Samuel’s greatness is evident by the witness of God elsewhere in scripture. 500 years after Samuel’s death, God said this to Jeremiah: “Though Moses and Samuel stood before me, yet my heart would not turn toward this people. Send them out of my sight, and let them go!” (Jeremiah 15:1). God speaks of both Moses and Samuel as men highly favored by Him; men who have reached out to God on behalf of His disobedient people and God answered their plea because of who they were, not because of who the people were. Israel was spared from death a number of times because of Moses (Exodus 32:11, Numbers 14:13). In the days of Eli, when the Israelites had adopted the practice of worshipping idols, they were defeated by the Philistines in battle twice. 34,000 Israelite soldiers died in the war. But when Samuel rose up as Judge over Israel, he spoke directly to the Israelites, saying, “If you return to the LORD with all your hearts, then put away the foreign gods and the Ashtoreths from among you, and prepare your hearts for the LORD, and serve Him only; and He will deliver you from the hand of the Philistines.” (1 Samuel 7:3). And the people listened to Samuel and followed his wise counsel; they put away all the idols and began to serve only the Lord. Then, as Moses had in the past, Samuel cried out to the Lord on behalf of Israel… “and the Lord answered him.” (1 Samuel 7:9).

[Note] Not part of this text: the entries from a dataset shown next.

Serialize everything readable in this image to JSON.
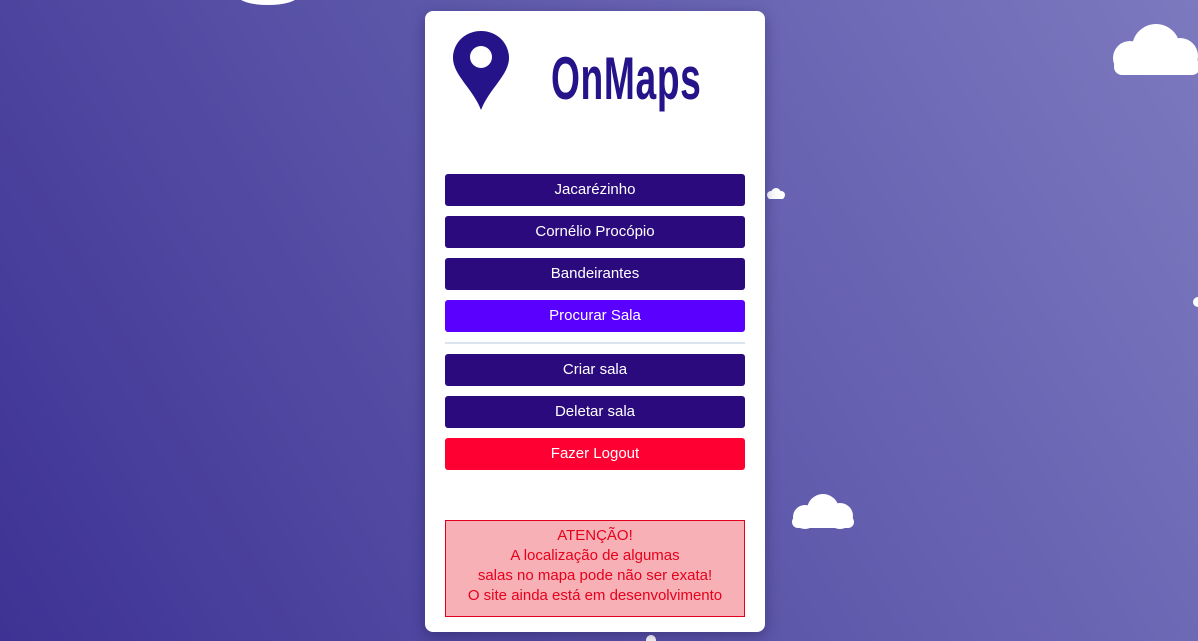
{
  "app": {
    "brand_name": "OnMaps"
  },
  "menu": {
    "items": [
      {
        "label": "Jacarézinho"
      },
      {
        "label": "Cornélio Procópio"
      },
      {
        "label": "Bandeirantes"
      },
      {
        "label": "Procurar Sala"
      },
      {
        "label": "Criar sala"
      },
      {
        "label": "Deletar sala"
      },
      {
        "label": "Fazer Logout"
      }
    ]
  },
  "warning": {
    "lines": [
      "ATENÇÃO!",
      "A localização de algumas",
      "salas no mapa pode não ser exata!",
      "O site ainda está em desenvolvimento"
    ]
  },
  "colors": {
    "brand": "#25138a",
    "button_dark": "#2b0a7e",
    "button_highlight": "#5a00ff",
    "button_danger": "#ff0033",
    "warning_text": "#e6001c",
    "warning_bg": "#f6b0b6"
  },
  "icons": {
    "logo": "map-pin-icon",
    "background": "cloud-icon"
  }
}
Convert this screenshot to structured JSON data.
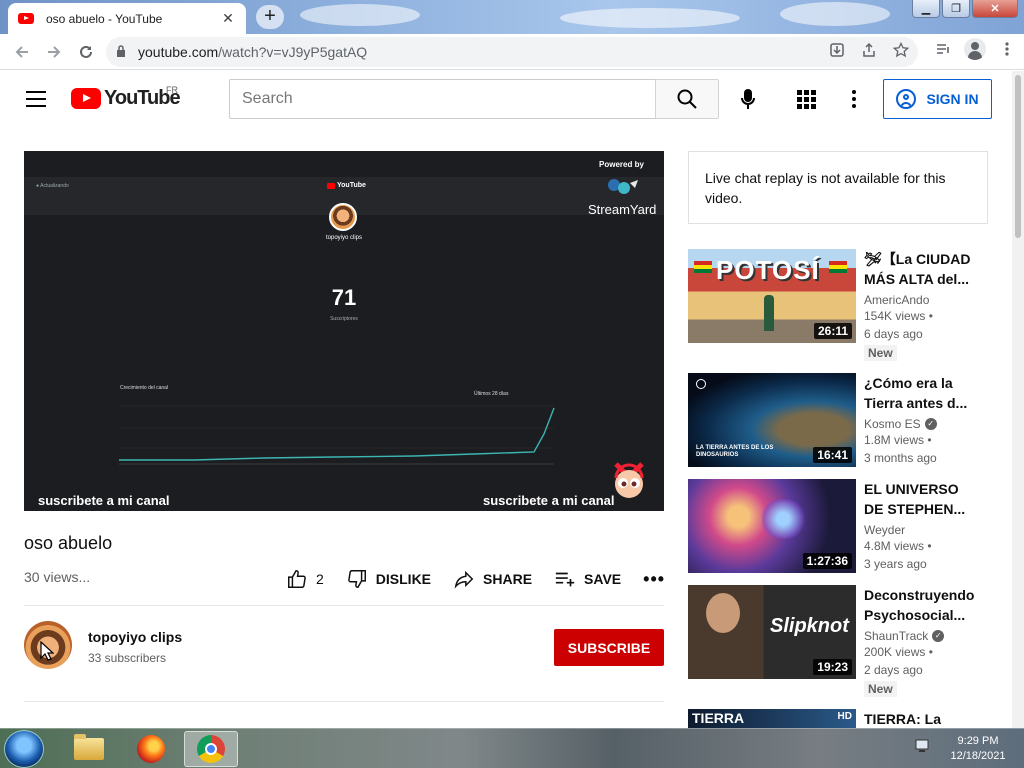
{
  "browser": {
    "tab_title": "oso abuelo - YouTube",
    "tab_close": "✕",
    "new_tab": "+",
    "url_host": "youtube.com",
    "url_path": "/watch?v=vJ9yP5gatAQ",
    "window_controls": {
      "minimize": "▁",
      "restore": "❐",
      "close": "✕"
    }
  },
  "header": {
    "logo_text": "YouTube",
    "country_code": "FR",
    "search_placeholder": "Search",
    "signin_label": "SIGN IN"
  },
  "player": {
    "powered_by": "Powered by",
    "streamyard": "StreamYard",
    "yt_mini": "YouTube",
    "channel_name": "topoyiyo clips",
    "subscriber_count": "71",
    "subscriber_label": "Suscriptores",
    "chart_title": "Crecimiento del canal",
    "chart_period": "Últimos 28 días",
    "caption_left": "suscribete a mi canal",
    "caption_right": "suscribete a mi canal"
  },
  "video": {
    "title": "oso abuelo",
    "views": "30 views...",
    "like_count": "2",
    "dislike_label": "DISLIKE",
    "share_label": "SHARE",
    "save_label": "SAVE",
    "more_label": "•••"
  },
  "owner": {
    "name": "topoyiyo clips",
    "subscribers": "33 subscribers",
    "subscribe_label": "SUBSCRIBE"
  },
  "sidebar": {
    "chat_notice": "Live chat replay is not available for this video.",
    "recommendations": [
      {
        "title": "🛩【La CIUDAD MÁS ALTA del...",
        "channel": "AmericAndo",
        "verified": false,
        "views": "154K views •",
        "age": "6 days ago",
        "duration": "26:11",
        "badge": "New",
        "thumb_text": "POTOSÍ"
      },
      {
        "title": "¿Cómo era la Tierra antes d...",
        "channel": "Kosmo ES",
        "verified": true,
        "views": "1.8M views •",
        "age": "3 months ago",
        "duration": "16:41",
        "badge": "",
        "thumb_text": "LA TIERRA ANTES DE LOS DINOSAURIOS"
      },
      {
        "title": "EL UNIVERSO DE STEPHEN...",
        "channel": "Weyder",
        "verified": false,
        "views": "4.8M views •",
        "age": "3 years ago",
        "duration": "1:27:36",
        "badge": "",
        "thumb_text": ""
      },
      {
        "title": "Deconstruyendo Psychosocial...",
        "channel": "ShaunTrack",
        "verified": true,
        "views": "200K views •",
        "age": "2 days ago",
        "duration": "19:23",
        "badge": "New",
        "thumb_text": "Slipknot"
      },
      {
        "title": "TIERRA: La",
        "channel": "",
        "verified": false,
        "views": "",
        "age": "",
        "duration": "",
        "badge": "",
        "thumb_text": "TIERRA"
      }
    ]
  },
  "taskbar": {
    "time": "9:29 PM",
    "date": "12/18/2021"
  },
  "colors": {
    "yt_red": "#ff0000",
    "subscribe_red": "#cc0000",
    "signin_blue": "#065fd4",
    "player_bg": "#1c1d21"
  }
}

Take a look at how the Lord answered Samuel’s petition: “Now as Samuel was offering up the burnt offering, the Philistines drew near to battle against Israel. But the LORD thundered with a loud thunder upon the Philistines that day, and so confused them that they were overcome before Israel.” (1 Samuel 7:10).

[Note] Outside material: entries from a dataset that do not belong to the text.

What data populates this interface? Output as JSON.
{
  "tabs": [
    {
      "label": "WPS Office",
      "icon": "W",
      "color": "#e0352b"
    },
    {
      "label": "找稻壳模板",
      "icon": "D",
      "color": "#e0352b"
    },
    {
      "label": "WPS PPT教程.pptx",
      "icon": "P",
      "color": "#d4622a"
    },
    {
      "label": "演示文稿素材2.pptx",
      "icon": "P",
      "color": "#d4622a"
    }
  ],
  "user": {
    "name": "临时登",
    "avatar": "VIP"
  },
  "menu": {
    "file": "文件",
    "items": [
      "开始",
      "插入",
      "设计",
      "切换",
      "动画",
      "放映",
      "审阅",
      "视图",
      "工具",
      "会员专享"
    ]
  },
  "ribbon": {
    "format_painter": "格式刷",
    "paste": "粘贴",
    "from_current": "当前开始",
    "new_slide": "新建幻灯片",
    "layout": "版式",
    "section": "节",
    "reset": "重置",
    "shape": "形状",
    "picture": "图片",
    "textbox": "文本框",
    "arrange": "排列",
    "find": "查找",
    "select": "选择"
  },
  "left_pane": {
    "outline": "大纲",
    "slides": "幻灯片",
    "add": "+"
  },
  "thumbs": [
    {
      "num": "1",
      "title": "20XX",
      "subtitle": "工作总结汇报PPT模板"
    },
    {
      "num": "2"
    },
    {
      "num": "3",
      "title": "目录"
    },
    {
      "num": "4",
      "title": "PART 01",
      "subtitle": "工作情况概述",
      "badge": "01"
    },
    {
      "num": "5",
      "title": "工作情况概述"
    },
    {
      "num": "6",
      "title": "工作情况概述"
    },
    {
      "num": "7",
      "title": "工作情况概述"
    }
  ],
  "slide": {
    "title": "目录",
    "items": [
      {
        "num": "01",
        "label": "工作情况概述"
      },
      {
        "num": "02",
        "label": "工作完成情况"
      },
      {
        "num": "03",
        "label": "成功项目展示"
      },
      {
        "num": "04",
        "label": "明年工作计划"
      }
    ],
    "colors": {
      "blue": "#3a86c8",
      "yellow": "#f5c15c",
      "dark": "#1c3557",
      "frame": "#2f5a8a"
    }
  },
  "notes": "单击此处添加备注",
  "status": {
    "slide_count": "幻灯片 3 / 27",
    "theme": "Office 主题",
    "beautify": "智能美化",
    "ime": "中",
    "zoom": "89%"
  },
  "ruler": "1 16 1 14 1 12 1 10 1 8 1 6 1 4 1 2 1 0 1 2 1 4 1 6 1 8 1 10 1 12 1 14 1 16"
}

“So the Philistines were subdued, and they did not come anymore into the territory of Israel. And the hand of the LORD was against the Philistines all the days of Samuel.” (1 Samuel 7:13).

Samuel was dedicated to the Lord throughout his life and was insistent that the word of God be followed in all that the Israelites did, and late in his life, King Saul kept Samuel busy with his relaxed approach to serving and worshipping God. Samuel’s commitment to the commandments of God is possibly most evident over 350 years after Samuel’s life. For in the days of King Josiah, Josiah led a great restoration back to the ways of God, and in the eighteenth year of his reign, the people of Judah observed the Passover in accordance with the Law of Moses. 2 Chronicles 35:18 reports that “There had been no Passover kept in Israel like that since the days of Samuel the prophet; and none of the kings of Israel had kept such a Passover as Josiah kept, with the priests and the Levites, all Judah and Israel who were present, and the inhabitants of Jerusalem.” This is not saying that there had not been Passovers in the days of some of the previous kings, but that Josiah’s Passover observation was one of pure devotion with a strict adherence to what is found in the Law of Moses and a disregard to the traditions and customs of men. Such purity and honor for the word of God had not been witnessed since Samuel led the people. What a great witness to the life and influence of the man Samuel.

It is of no surprise that the writer of Hebrews makes mention of Samuel (Hebrews 11:32) in the short catalog of people who had tremendous faith in God, and by that faith, did remarkable works for God and His people. I hope to write soon concerning the latter days of Samuel, his sons, and Samuel’s anointing of the first kings of Israel.

Article by Tanner Campbell